## ENTRIES PROVIDED
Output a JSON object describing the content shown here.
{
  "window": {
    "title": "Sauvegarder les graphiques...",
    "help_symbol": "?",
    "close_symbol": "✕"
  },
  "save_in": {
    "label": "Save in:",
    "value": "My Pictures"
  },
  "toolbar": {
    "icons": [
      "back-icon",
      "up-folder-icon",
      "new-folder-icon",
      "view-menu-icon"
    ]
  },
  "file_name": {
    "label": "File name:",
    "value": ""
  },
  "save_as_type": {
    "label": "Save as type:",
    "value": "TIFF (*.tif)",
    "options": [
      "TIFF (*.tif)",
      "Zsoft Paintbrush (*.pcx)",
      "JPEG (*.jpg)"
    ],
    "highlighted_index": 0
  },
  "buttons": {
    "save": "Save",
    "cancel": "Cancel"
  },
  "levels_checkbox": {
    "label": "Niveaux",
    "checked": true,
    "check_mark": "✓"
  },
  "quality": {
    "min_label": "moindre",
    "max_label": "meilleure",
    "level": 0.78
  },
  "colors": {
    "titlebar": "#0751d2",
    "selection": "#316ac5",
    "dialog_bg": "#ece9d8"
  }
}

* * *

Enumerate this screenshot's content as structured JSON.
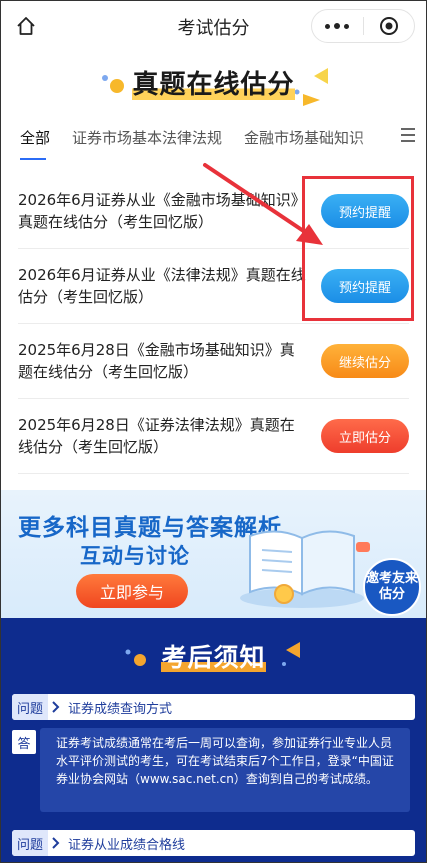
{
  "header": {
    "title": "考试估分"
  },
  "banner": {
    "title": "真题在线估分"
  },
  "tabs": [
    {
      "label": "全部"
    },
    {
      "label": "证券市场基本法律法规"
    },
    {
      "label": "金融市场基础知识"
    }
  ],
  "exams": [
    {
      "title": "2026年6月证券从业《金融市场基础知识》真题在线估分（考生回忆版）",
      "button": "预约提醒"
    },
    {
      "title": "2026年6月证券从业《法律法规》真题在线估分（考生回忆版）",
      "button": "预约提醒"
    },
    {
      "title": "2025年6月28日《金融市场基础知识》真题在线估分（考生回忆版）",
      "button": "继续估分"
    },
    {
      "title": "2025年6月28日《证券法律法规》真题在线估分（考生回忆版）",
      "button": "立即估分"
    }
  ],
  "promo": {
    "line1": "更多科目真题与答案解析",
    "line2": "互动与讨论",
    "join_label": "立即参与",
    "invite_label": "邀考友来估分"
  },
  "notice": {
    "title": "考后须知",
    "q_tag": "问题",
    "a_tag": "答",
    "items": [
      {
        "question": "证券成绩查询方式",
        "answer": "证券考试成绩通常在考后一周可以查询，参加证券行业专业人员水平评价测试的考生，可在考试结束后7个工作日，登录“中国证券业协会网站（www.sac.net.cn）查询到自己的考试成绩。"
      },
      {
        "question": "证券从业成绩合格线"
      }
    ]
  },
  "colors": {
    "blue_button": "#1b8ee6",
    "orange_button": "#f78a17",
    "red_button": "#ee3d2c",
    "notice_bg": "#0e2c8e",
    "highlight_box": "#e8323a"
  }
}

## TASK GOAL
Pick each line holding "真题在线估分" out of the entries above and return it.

## WORKED SOLUTION
    "title": "真题在线估分"
      "title": "2026年6月证券从业《金融市场基础知识》真题在线估分（考生回忆版）",
      "title": "2026年6月证券从业《法律法规》真题在线估分（考生回忆版）",
      "title": "2025年6月28日《金融市场基础知识》真题在线估分（考生回忆版）",
      "title": "2025年6月28日《证券法律法规》真题在线估分（考生回忆版）",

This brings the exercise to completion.